Task statement -
Below is a set of records, and all of them should be retyped exactly, minus the pictures.
___ Data ___
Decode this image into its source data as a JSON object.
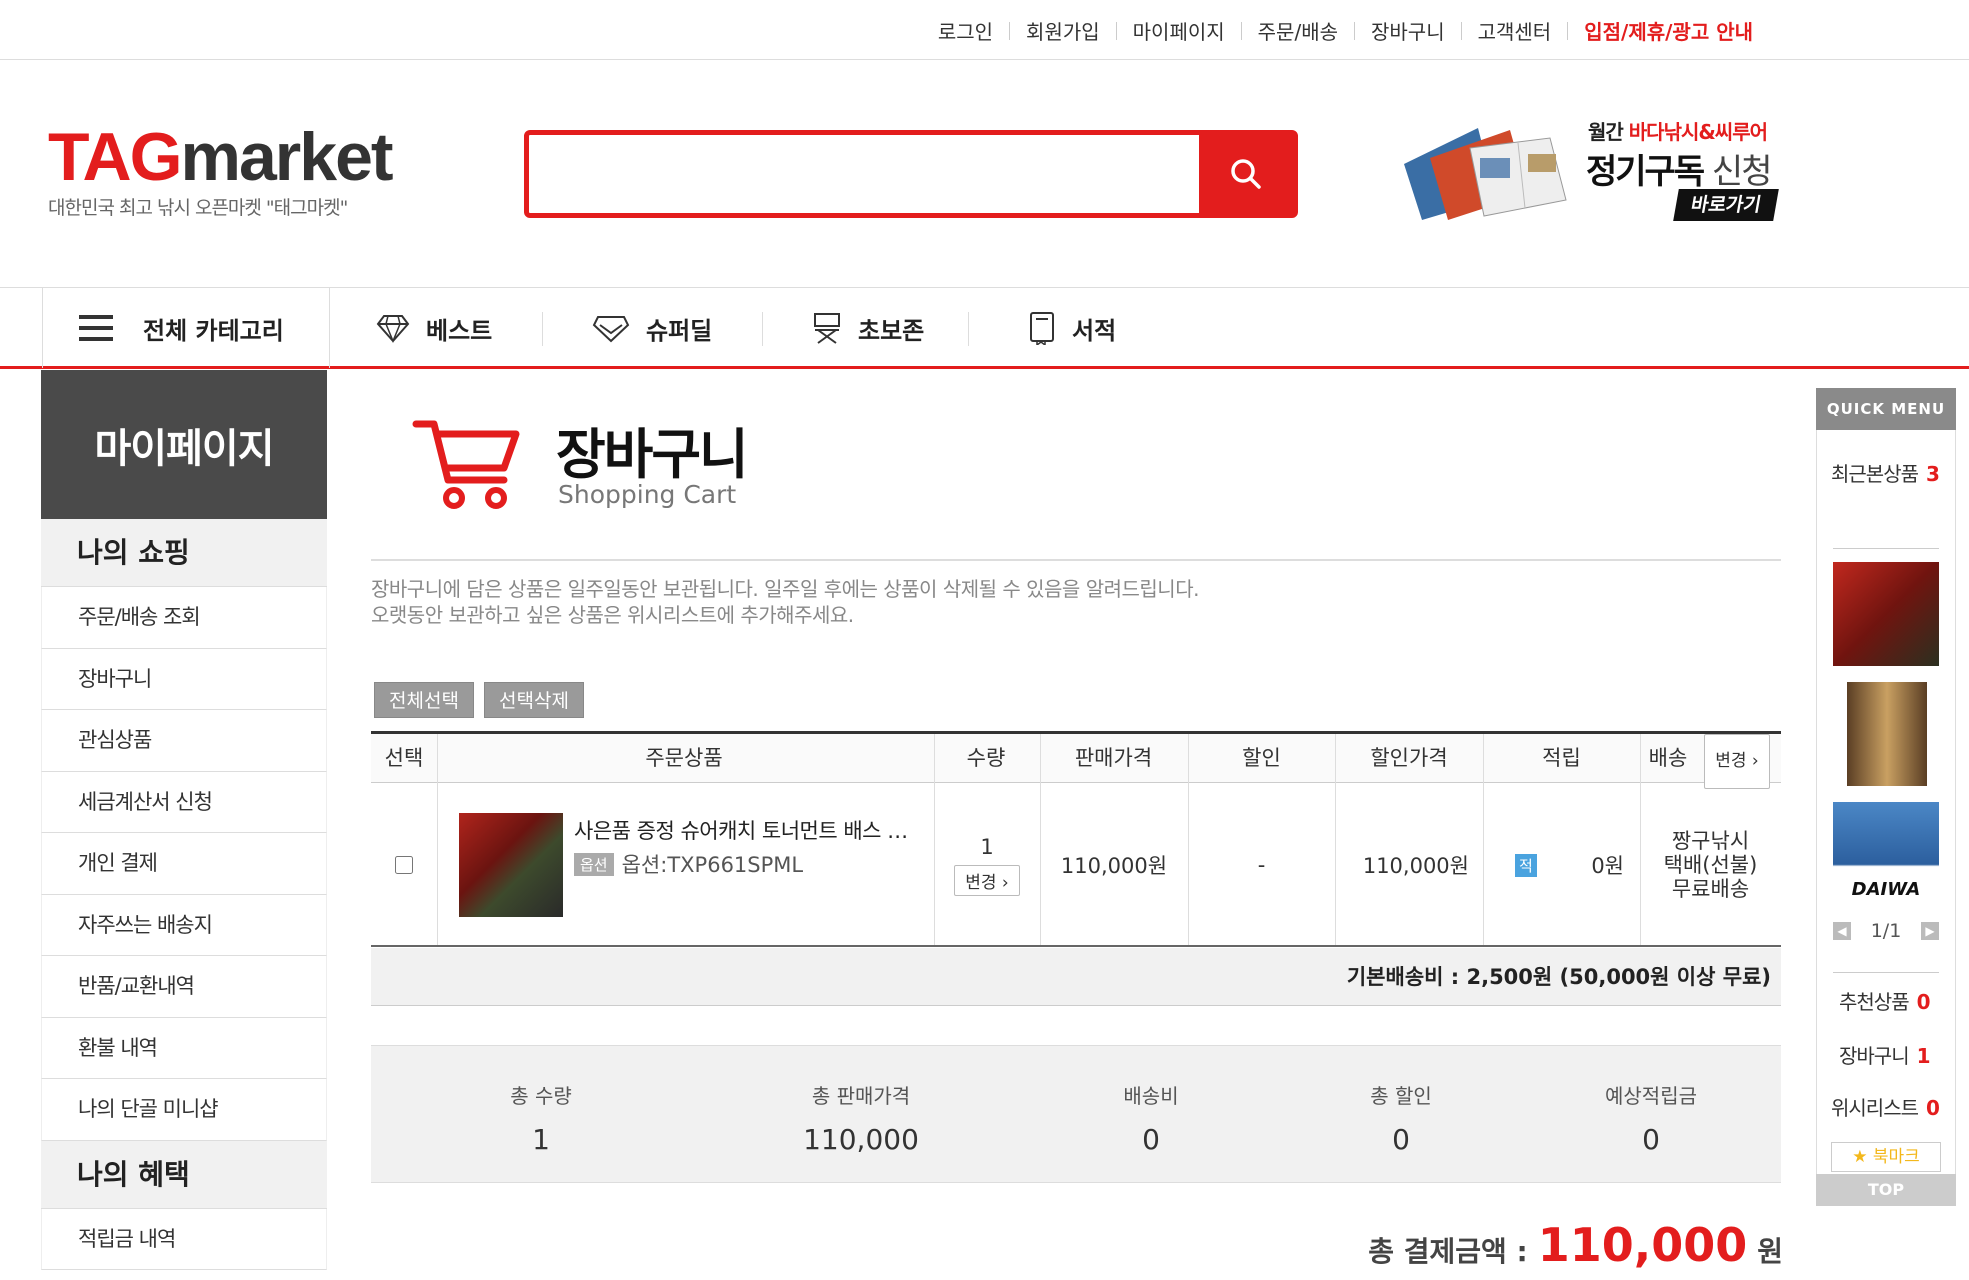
{
  "top_links": {
    "login": "로그인",
    "signup": "회원가입",
    "mypage": "마이페이지",
    "order": "주문/배송",
    "cart": "장바구니",
    "support": "고객센터",
    "partner": "입점/제휴/광고 안내"
  },
  "logo": {
    "tag": "TAG",
    "market": "market",
    "subtitle": "대한민국 최고 낚시 오픈마켓 \"태그마켓\""
  },
  "search": {
    "placeholder": "",
    "value": "",
    "icon": "search-icon"
  },
  "promo": {
    "line1_prefix": "월간 ",
    "line1_red": "바다낚시&씨루어",
    "line2_bold": "정기구독",
    "line2_light": " 신청",
    "button": "바로가기"
  },
  "nav": {
    "all_categories": "전체 카테고리",
    "best": "베스트",
    "superdeal": "슈퍼딜",
    "beginner": "초보존",
    "books": "서적"
  },
  "sidebar": {
    "title": "마이페이지",
    "section1": "나의 쇼핑",
    "items": [
      "주문/배송 조회",
      "장바구니",
      "관심상품",
      "세금계산서 신청",
      "개인 결제",
      "자주쓰는 배송지",
      "반품/교환내역",
      "환불 내역",
      "나의 단골 미니샵"
    ],
    "section2": "나의 혜택",
    "items2": [
      "적립금 내역"
    ]
  },
  "page": {
    "title": "장바구니",
    "subtitle": "Shopping Cart",
    "notice1": "장바구니에 담은 상품은 일주일동안 보관됩니다. 일주일 후에는 상품이 삭제될 수 있음을 알려드립니다.",
    "notice2": "오랫동안 보관하고 싶은 상품은 위시리스트에 추가해주세요."
  },
  "buttons": {
    "select_all": "전체선택",
    "delete_selected": "선택삭제"
  },
  "table": {
    "headers": {
      "select": "선택",
      "product": "주문상품",
      "qty": "수량",
      "price": "판매가격",
      "discount": "할인",
      "disc_price": "할인가격",
      "points": "적립",
      "shipping": "배송",
      "change": "변경 ›"
    },
    "rows": [
      {
        "checked": false,
        "name": "사은품 증정 슈어캐치 토너먼트 배스 …",
        "option_tag": "옵션",
        "option": "옵션:TXP661SPML",
        "qty": "1",
        "qty_change": "변경 ›",
        "price": "110,000원",
        "discount": "-",
        "disc_price": "110,000원",
        "points_tag": "적",
        "points": "0원",
        "ship1": "짱구낚시",
        "ship2": "택배(선불)",
        "ship3": "무료배송"
      }
    ]
  },
  "shipping_note": "기본배송비 : 2,500원 (50,000원 이상 무료)",
  "summary": {
    "qty_label": "총 수량",
    "qty": "1",
    "price_label": "총 판매가격",
    "price": "110,000",
    "ship_label": "배송비",
    "ship": "0",
    "disc_label": "총 할인",
    "disc": "0",
    "points_label": "예상적립금",
    "points": "0"
  },
  "total": {
    "label": "총 결제금액 :",
    "amount": "110,000",
    "unit": "원"
  },
  "quick_menu": {
    "title": "QUICK MENU",
    "recent_label": "최근본상품",
    "recent_count": "3",
    "brand": "DAIWA",
    "page": "1/1",
    "recommend_label": "추천상품",
    "recommend_count": "0",
    "cart_label": "장바구니",
    "cart_count": "1",
    "wish_label": "위시리스트",
    "wish_count": "0",
    "bookmark": "북마크",
    "top": "TOP"
  },
  "colors": {
    "accent": "#e31d1d",
    "sidebar_head": "#4a4a4a"
  }
}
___
Solved problem -
Decode this image into its source data as a JSON object.
{
  "top_links": {
    "login": "로그인",
    "signup": "회원가입",
    "mypage": "마이페이지",
    "order": "주문/배송",
    "cart": "장바구니",
    "support": "고객센터",
    "partner": "입점/제휴/광고 안내"
  },
  "logo": {
    "tag": "TAG",
    "market": "market",
    "subtitle": "대한민국 최고 낚시 오픈마켓 \"태그마켓\""
  },
  "search": {
    "placeholder": "",
    "value": "",
    "icon": "search-icon"
  },
  "promo": {
    "line1_prefix": "월간 ",
    "line1_red": "바다낚시&씨루어",
    "line2_bold": "정기구독",
    "line2_light": " 신청",
    "button": "바로가기"
  },
  "nav": {
    "all_categories": "전체 카테고리",
    "best": "베스트",
    "superdeal": "슈퍼딜",
    "beginner": "초보존",
    "books": "서적"
  },
  "sidebar": {
    "title": "마이페이지",
    "section1": "나의 쇼핑",
    "items": [
      "주문/배송 조회",
      "장바구니",
      "관심상품",
      "세금계산서 신청",
      "개인 결제",
      "자주쓰는 배송지",
      "반품/교환내역",
      "환불 내역",
      "나의 단골 미니샵"
    ],
    "section2": "나의 혜택",
    "items2": [
      "적립금 내역"
    ]
  },
  "page": {
    "title": "장바구니",
    "subtitle": "Shopping Cart",
    "notice1": "장바구니에 담은 상품은 일주일동안 보관됩니다. 일주일 후에는 상품이 삭제될 수 있음을 알려드립니다.",
    "notice2": "오랫동안 보관하고 싶은 상품은 위시리스트에 추가해주세요."
  },
  "buttons": {
    "select_all": "전체선택",
    "delete_selected": "선택삭제"
  },
  "table": {
    "headers": {
      "select": "선택",
      "product": "주문상품",
      "qty": "수량",
      "price": "판매가격",
      "discount": "할인",
      "disc_price": "할인가격",
      "points": "적립",
      "shipping": "배송",
      "change": "변경 ›"
    },
    "rows": [
      {
        "checked": false,
        "name": "사은품 증정 슈어캐치 토너먼트 배스 …",
        "option_tag": "옵션",
        "option": "옵션:TXP661SPML",
        "qty": "1",
        "qty_change": "변경 ›",
        "price": "110,000원",
        "discount": "-",
        "disc_price": "110,000원",
        "points_tag": "적",
        "points": "0원",
        "ship1": "짱구낚시",
        "ship2": "택배(선불)",
        "ship3": "무료배송"
      }
    ]
  },
  "shipping_note": "기본배송비 : 2,500원 (50,000원 이상 무료)",
  "summary": {
    "qty_label": "총 수량",
    "qty": "1",
    "price_label": "총 판매가격",
    "price": "110,000",
    "ship_label": "배송비",
    "ship": "0",
    "disc_label": "총 할인",
    "disc": "0",
    "points_label": "예상적립금",
    "points": "0"
  },
  "total": {
    "label": "총 결제금액 :",
    "amount": "110,000",
    "unit": "원"
  },
  "quick_menu": {
    "title": "QUICK MENU",
    "recent_label": "최근본상품",
    "recent_count": "3",
    "brand": "DAIWA",
    "page": "1/1",
    "recommend_label": "추천상품",
    "recommend_count": "0",
    "cart_label": "장바구니",
    "cart_count": "1",
    "wish_label": "위시리스트",
    "wish_count": "0",
    "bookmark": "북마크",
    "top": "TOP"
  },
  "colors": {
    "accent": "#e31d1d",
    "sidebar_head": "#4a4a4a"
  }
}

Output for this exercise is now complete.